Star: Martin Freeman, Mos Def, Sam Rockwell, Zooey Deschanel
In the interests of full disclosure, I’ve been a fan since accidentally stumbling onto the show on Radio 4 in the late 1970’s. So I spent much of the movie quoting the dialogue along with the film – which was weird, this being the first time I’d seen it. But it also gives me different perspectives, because of the multiple version of the characters, first from the radio series, then the book, the record album and the TV show. [I never got far in the computer game, and didn’t bother with the stage show, comic book or towel]
And on the whole, I’m happy. It is, of course, significantly different, especially a second half that diverges severely from previous versions. Many of the best lines are, sadly, gone: “Oh yes, they were ‘on display’ – in the bottom of a locked filing cabinet stuck in a disused lavatory with a sign on the door saying ‘Beware of the leopard.'” And an entire subplot involving Zaphod Beeblebrox’s political rival, just evaporates half-way through. But what’s left captures the spirit of absurd satire very nicely, and with the exception of Mos Def (too bland as extra-terrestrial hitchhiker Ford Prefect), the cast make it stand up. Freeman is great as bemused Earthman Arthur Dent, and a special nod to Alan Rickman as Marvin, the paranoid android – no-one could have done it better.
The other element that works is the visual side: things like the Vogons (there’s a lot of more of these galactic bureaucrats here) or the planet-building workshop in Magrathea, can now be seen in a way that does them justice. Imagination is nice, but a very large screen is usually better. On the downside, they build a love triangle between Zaphod, Arthur and fellow survivor, Trillian (Deschanel) that seems at odds with occasional moments which border on the homo-erotic. Get rid of all that, give us an explanation about why towels are so important, and we’d be much happier.

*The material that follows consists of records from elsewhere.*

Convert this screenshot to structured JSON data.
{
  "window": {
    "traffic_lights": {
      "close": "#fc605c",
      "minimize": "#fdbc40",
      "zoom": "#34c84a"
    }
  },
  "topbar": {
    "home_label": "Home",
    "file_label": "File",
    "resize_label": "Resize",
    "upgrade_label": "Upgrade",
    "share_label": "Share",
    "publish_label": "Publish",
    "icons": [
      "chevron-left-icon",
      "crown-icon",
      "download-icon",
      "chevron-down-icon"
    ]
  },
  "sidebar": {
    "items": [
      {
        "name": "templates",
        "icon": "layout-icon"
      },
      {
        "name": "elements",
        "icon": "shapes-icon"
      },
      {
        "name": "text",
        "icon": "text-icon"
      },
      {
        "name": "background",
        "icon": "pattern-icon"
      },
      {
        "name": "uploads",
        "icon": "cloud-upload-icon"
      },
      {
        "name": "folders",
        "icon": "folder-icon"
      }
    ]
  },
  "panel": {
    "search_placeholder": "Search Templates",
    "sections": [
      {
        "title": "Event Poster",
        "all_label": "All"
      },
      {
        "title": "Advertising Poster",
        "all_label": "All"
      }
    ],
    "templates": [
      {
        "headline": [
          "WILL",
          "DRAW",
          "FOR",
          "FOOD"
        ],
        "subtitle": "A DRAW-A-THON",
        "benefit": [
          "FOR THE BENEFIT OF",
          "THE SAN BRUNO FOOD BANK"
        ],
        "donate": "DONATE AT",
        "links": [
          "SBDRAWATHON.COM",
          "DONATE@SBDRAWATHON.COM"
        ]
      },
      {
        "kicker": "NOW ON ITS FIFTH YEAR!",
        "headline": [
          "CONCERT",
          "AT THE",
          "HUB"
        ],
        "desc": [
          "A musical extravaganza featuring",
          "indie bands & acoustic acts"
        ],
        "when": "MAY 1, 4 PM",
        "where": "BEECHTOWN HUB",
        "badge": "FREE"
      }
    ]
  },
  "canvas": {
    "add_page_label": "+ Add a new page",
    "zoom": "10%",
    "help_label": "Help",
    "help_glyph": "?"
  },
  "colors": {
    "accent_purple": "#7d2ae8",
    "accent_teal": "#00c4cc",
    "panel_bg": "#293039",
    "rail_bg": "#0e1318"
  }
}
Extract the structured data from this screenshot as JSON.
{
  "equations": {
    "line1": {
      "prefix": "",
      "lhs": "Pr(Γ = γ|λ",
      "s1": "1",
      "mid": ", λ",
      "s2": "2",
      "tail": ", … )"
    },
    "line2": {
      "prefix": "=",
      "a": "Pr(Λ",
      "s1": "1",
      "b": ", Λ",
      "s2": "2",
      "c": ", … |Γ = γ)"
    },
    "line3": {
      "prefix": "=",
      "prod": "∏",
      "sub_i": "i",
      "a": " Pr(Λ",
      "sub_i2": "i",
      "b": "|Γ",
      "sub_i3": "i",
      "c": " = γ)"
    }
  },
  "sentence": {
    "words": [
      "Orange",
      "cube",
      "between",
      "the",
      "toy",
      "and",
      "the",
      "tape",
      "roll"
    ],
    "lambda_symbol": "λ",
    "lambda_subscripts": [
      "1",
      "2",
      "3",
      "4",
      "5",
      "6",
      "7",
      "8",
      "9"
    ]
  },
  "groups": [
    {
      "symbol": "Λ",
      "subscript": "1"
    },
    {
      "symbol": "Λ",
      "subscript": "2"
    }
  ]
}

I have absolutely no idea how it will seem if you are unfamiliar with Adams’ work. Normally, our control subject would be son, Robert; unfortunately, in an almost unparalleled series of events, he actually read the book before seeing the film – so was contaminated and no longer viable. But if the new material is a guide, it should be fine, given genuinely funny moments such as the opening song, a great line from Simon Jones (the original Arthur Dent, now the recorded guardian of Magrathea) and a sequence involving wool that is beautifully surreal. It could certainly have been much, much worse.